ABOUT THIS TASK = Report only the number of lines in the entries below that hold the word "小学语文课程与教学论".

[Saved data entries]
%%

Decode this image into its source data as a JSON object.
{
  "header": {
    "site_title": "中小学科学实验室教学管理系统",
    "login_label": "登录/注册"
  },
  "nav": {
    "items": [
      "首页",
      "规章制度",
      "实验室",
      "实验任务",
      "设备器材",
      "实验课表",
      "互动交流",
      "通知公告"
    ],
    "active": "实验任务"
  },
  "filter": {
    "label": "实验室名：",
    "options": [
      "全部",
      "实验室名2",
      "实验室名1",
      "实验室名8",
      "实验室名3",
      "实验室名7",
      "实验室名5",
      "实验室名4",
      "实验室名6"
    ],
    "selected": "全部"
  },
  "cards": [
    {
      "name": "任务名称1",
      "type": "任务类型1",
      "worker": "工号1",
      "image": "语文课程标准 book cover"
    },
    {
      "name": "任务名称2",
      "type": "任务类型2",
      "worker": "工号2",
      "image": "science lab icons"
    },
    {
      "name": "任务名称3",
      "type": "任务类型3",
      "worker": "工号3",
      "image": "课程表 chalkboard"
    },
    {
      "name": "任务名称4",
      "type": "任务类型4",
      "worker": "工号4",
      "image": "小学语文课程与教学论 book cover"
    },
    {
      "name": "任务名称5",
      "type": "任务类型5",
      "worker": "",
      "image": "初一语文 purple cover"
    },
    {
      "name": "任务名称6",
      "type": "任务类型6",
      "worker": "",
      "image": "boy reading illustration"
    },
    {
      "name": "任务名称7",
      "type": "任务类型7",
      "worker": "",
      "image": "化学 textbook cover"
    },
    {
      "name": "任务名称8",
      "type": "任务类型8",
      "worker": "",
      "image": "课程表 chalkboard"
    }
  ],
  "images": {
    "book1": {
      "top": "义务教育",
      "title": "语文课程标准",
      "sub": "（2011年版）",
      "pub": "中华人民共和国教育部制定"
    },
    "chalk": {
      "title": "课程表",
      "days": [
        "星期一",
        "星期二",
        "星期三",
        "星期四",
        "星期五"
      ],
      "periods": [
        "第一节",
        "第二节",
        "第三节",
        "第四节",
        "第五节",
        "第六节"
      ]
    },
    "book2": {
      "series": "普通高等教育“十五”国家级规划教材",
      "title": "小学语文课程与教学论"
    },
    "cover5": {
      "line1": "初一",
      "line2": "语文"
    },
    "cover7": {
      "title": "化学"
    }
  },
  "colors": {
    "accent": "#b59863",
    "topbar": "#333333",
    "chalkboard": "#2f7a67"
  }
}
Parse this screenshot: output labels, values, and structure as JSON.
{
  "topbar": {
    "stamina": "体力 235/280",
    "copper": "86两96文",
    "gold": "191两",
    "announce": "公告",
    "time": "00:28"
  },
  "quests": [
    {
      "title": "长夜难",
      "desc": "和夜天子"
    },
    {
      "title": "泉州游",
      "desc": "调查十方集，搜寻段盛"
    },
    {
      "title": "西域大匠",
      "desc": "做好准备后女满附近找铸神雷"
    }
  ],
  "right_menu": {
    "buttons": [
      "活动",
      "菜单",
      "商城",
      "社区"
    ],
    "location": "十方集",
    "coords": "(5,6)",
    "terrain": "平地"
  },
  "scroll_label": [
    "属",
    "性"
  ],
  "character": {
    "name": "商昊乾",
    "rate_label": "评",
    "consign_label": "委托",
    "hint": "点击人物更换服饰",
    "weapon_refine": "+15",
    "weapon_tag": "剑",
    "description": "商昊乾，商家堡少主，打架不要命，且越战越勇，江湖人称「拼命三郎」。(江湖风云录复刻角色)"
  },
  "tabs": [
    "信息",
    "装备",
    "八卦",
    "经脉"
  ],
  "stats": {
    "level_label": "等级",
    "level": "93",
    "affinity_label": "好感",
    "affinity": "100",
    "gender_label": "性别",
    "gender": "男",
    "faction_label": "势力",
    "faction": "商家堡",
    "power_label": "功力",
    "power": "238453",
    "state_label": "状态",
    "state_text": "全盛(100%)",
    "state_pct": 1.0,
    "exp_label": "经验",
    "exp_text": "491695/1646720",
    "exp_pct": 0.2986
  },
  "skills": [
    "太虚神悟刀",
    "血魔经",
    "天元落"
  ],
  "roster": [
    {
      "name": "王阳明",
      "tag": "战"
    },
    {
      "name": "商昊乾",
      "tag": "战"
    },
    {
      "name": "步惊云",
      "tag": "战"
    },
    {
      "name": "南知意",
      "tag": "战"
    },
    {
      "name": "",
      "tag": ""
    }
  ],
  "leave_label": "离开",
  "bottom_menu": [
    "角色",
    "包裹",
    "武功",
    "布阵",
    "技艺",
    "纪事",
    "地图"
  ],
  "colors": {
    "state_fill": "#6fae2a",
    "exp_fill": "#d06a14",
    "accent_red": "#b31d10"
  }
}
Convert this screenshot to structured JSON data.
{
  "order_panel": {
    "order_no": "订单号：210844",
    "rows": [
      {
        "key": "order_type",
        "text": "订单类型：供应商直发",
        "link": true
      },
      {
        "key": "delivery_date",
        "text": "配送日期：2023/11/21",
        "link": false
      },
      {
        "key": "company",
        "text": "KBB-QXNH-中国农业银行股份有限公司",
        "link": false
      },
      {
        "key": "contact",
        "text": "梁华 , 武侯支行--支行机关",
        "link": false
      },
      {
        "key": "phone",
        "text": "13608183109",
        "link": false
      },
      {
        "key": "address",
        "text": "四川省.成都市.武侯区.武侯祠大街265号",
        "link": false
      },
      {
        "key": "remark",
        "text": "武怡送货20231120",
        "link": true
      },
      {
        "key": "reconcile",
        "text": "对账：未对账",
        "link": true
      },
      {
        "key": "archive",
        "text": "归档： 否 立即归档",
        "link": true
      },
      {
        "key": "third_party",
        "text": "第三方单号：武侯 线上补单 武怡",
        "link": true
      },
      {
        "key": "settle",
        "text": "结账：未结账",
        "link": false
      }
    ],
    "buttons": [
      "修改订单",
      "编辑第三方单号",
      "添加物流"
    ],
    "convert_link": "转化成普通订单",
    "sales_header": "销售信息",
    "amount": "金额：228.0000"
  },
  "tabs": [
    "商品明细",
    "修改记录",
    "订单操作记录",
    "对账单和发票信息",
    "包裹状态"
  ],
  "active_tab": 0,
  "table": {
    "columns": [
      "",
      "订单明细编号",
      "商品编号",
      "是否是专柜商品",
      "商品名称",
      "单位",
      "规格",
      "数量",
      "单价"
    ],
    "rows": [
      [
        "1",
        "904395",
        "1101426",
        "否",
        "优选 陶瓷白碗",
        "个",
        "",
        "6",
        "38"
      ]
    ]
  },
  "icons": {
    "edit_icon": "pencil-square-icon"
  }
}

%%

YOUR RESPONSE = 2